  24. ^ Molinsky, Andrew (2007). "Cross-Cultural Code-Switching: The Psychological Challenges of Adapting Behavior in Foreign Cultural Interactions". The Academy of Management Review. 32 (2): 622–640. doi:10.2307/20159318. JSTOR 20159318.
  25. ^ Molinsky, Andrew (2007-01-01). "Cross-Cultural Code-Switching: The Psychological Challenges of Adapting Behavior in Foreign Cultural Interactions". The Academy of Management Review. 32 (2): 622–640. doi:10.2307/20159318. JSTOR 20159318.
  26. ^ Shambi, Juliet Shali (29 September 2011). - Cross-cultural Code Switching and Application (in German). ISBN 9783842821019. Retrieved 2017-10-26. {{cite book}}: |website= ignored (help)
  27. ^ a b Titone, Renzo (1994-01-01). "Some Italian Investigations of 'Code Switching' in Diglossic Settings: A Summary Report". La Linguistique. 30 (2): 67–73. JSTOR 30249052.
  28. ^ Saito, Y.; Horwitz, E. K.; Garza, T. J. (1999). "Foreign Language Reading Anxiety". The Modern Language Journal. 83 (2): 202–218. doi:10.1111/0026-7902.00016.
  29. ^ Cheng, Y. S.; Horwitz, E. K.; Shallert, D. L. (1999). "Language anxiety: Differentiating writing and speaking components". Language Learning. 49 (3): 417–446. doi:10.1111/0023-8333.00095.
  30. ^ Dolean, Dacian Dorin (October 5, 2015). "The Effects of Teaching Songs during Foreign Language Classes on Students' Foreign Language Anxiety". Language Teaching Research. 20 (5): 638–653. doi:10.1177/1362168815606151. S2CID 151928258 – via SAGE Journals.

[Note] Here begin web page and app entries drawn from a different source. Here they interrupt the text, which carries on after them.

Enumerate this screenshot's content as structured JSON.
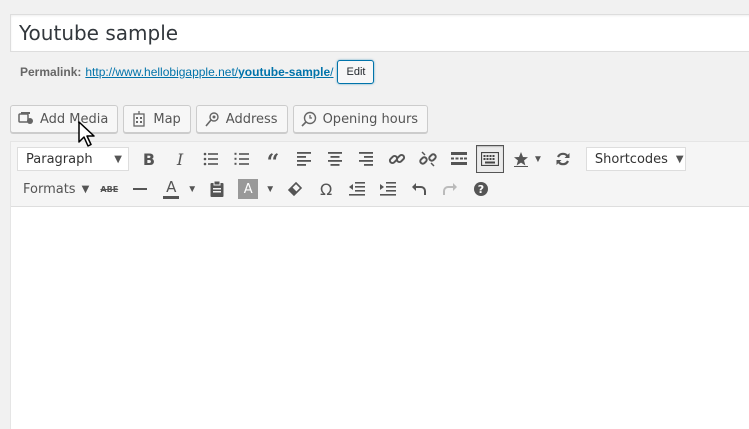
{
  "post": {
    "title": "Youtube sample",
    "permalink_label": "Permalink:",
    "permalink_base": "http://www.hellobigapple.net/",
    "permalink_slug": "youtube-sample",
    "permalink_trail": "/",
    "edit_label": "Edit"
  },
  "media_buttons": [
    {
      "label": "Add Media",
      "icon": "add-media-icon"
    },
    {
      "label": "Map",
      "icon": "map-icon"
    },
    {
      "label": "Address",
      "icon": "address-icon"
    },
    {
      "label": "Opening hours",
      "icon": "clock-icon"
    }
  ],
  "toolbar": {
    "paragraph_select": "Paragraph",
    "shortcodes_select": "Shortcodes",
    "formats_label": "Formats",
    "strikethrough_glyph": "ABE",
    "text_color_glyph": "A",
    "bg_color_glyph": "A",
    "omega_glyph": "Ω"
  },
  "colors": {
    "link": "#0073aa",
    "toolbar_bg": "#f5f5f5",
    "icon": "#555555"
  }
}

  31. ^ Myers-Scotton, Carol (1 January 1993). "Common and Uncommon Ground: Social and Structural Factors in Codeswitching". Language in Society. 22 (4): 475–503. doi:10.1017/s0047404500017449. JSTOR 4168471. S2CID 145557110.